When the spring-loaded carrier (1) is in its operative or latched position, the contacts of switch SW1 are closed and DC power is supplied to circuit 30. Capacitor C5 then starts to charge, via resistor R10, causing a "low" input to be applied to pin P2 of timer IC2. This triggers timer IC2, i.e. it initiates the predetermined cut-out period. Pin P2 is initially held low for long enough to initiate timer IC2 and is allowed to reach a "high" level during the cut-out period (i.e. never after). (The time constant for C5, R10 should be longer than one microsecond and less than the cut-out period). Once triggered, timer IC2 runs, pin P2 is disabled and pin P3 is at a "high" level thereby causing transistor TR1 to turn "on" via resistor R13. This enables current to flow through the gate of triac 25, thereby turning it "on" whereby toasting elements 24 are provided with AC power from supply terminals T1, T2. A "high" level is maintained on pin P3 throughout the cut-out period whereby triac 25 remains "on" throughout the same period (which is longer than the toasting interval).

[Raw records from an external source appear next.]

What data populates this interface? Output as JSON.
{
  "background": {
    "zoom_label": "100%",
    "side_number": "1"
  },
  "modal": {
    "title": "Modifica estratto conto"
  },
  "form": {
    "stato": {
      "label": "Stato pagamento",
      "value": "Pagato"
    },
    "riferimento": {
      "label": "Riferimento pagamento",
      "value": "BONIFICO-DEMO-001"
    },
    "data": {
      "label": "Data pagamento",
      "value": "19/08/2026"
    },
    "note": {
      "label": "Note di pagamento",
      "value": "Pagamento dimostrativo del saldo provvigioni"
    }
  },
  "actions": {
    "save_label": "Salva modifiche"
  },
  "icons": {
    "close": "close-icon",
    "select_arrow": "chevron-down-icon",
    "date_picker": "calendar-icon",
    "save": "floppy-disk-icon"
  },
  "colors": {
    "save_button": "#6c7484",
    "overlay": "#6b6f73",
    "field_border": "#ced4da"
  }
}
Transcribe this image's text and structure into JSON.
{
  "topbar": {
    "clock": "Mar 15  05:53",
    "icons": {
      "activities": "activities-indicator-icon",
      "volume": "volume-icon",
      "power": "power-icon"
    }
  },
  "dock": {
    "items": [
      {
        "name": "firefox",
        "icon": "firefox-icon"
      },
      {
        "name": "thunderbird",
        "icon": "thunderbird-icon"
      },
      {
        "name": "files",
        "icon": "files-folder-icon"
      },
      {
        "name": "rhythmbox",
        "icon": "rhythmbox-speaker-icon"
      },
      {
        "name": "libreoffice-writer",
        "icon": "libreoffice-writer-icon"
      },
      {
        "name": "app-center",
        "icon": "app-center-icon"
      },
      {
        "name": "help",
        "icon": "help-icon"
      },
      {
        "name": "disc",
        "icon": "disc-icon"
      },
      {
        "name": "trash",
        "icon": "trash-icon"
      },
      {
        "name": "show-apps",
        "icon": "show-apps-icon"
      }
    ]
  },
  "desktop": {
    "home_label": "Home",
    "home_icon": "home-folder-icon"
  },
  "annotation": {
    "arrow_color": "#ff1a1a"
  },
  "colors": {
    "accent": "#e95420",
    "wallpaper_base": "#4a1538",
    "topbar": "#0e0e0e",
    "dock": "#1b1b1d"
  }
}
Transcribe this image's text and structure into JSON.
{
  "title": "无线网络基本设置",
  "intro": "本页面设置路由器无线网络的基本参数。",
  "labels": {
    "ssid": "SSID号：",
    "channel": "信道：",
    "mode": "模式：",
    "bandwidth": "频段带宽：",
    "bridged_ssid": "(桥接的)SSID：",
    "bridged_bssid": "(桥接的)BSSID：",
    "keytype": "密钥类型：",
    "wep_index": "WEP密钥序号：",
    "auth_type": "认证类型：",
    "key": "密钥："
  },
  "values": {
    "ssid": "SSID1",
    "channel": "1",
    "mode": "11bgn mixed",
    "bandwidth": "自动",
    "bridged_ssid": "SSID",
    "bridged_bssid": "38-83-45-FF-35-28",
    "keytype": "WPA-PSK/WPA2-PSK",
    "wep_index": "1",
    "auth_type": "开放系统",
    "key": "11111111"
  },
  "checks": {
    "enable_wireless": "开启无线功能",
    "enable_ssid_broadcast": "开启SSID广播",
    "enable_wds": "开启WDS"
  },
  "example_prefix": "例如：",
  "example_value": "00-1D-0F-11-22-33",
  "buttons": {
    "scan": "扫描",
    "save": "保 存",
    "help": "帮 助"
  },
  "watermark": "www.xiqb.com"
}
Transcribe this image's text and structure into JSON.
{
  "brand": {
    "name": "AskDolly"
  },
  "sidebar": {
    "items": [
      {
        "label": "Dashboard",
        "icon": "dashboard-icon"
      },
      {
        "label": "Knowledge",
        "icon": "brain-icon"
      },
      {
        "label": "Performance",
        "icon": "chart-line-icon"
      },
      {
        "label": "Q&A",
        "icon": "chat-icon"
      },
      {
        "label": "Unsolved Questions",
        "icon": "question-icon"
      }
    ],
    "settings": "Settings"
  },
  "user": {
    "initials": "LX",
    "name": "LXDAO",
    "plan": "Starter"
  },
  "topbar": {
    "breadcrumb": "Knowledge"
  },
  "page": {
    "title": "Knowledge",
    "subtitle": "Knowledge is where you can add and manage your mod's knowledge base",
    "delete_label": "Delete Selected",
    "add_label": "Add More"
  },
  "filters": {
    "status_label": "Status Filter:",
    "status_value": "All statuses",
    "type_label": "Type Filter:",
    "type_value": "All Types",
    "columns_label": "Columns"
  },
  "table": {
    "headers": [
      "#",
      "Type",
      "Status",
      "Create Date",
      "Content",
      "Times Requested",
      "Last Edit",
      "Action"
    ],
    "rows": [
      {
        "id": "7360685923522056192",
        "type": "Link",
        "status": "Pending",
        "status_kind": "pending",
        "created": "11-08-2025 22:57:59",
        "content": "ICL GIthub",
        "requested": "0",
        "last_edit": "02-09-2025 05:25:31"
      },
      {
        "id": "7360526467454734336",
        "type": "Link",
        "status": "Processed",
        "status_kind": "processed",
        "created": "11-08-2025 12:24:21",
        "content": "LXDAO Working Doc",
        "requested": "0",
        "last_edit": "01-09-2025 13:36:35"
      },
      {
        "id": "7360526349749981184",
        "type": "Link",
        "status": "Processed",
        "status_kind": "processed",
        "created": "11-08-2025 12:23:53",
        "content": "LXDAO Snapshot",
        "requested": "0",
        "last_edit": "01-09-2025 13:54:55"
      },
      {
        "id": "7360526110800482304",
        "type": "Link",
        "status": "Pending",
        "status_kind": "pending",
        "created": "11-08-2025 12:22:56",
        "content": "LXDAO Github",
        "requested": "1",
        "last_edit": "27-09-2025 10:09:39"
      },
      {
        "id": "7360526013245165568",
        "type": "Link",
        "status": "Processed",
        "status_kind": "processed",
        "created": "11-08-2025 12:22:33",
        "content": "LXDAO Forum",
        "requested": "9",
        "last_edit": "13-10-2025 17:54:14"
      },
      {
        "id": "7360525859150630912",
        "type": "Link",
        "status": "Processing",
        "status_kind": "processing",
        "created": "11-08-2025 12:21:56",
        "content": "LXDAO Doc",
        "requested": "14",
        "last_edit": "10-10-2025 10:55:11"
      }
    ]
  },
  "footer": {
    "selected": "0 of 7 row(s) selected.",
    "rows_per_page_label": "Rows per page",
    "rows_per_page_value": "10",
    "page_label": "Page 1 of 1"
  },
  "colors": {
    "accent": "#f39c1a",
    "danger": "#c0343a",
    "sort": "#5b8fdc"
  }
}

The extent of the cut-out period is determined by capacitor C6, resistor R11 and present resistor R12. R12 may be preset by the manufacturer to ensure that the cut-out period prevents any substantial combustion, or ignition of the food product. Capacitor C6 therefore charges slowly over the cut-out period until it eventually applies a "high" level to the interconnected pins P6, P7 of timer IC2. This triggers the timer IC2 to terminate the cut-out period whereby pin P3 returns to a 'low" and turns transistor TR1 off. This terminates current flow through the gate of triac 25, whereby the triac is turned "off" and the toasting elements 24 are isolated from the AC supply. Capacitor C6 is discharged (by an internal transistor in timer IC2) via pin P7 at the same time as pin P3 returns to a "low".

An optional green LED 3 is connected to the emitter of transistor TR1 and is illuminated when TR1 is turned "on". This indicates to the user that power is being supplied to the toasting elements 24. LED 3 is extinguished when TR1 is turned off at the end of the cut-out period. If LED 3 is not required, the emitter of TR1 is connected to rail 35 as shown by the broken line.

Circuit 30 is only in operation during a normal (fault-free) toasting interval because it is supplied with current via switch SW1. As long as the spring-loaded carrier 1 works properly, switch SW1 will be opened when the carrier is released after the toasting interval. However, in the event that carrier 1 jams, switch SW1 remains closed and power thereby continues to be supplied to circuit 30 to operate the timer IC2.

A red LED 4, connected in series with the resistor R14, is supplied with current when pin P3 of timer IC2 returns to a "low" level at the end of the cut-out period. This indicates to the user that carrier 1 has jammed. LED 4 and R5 may be omitted if not required.

Different timing devices, other than those shown in FIG. 6, may be used for timing the toasting interval and the cut-out period. Whilst different embodiments of the invention have been described, further modifications and/or changes may be made within the scope of the invention.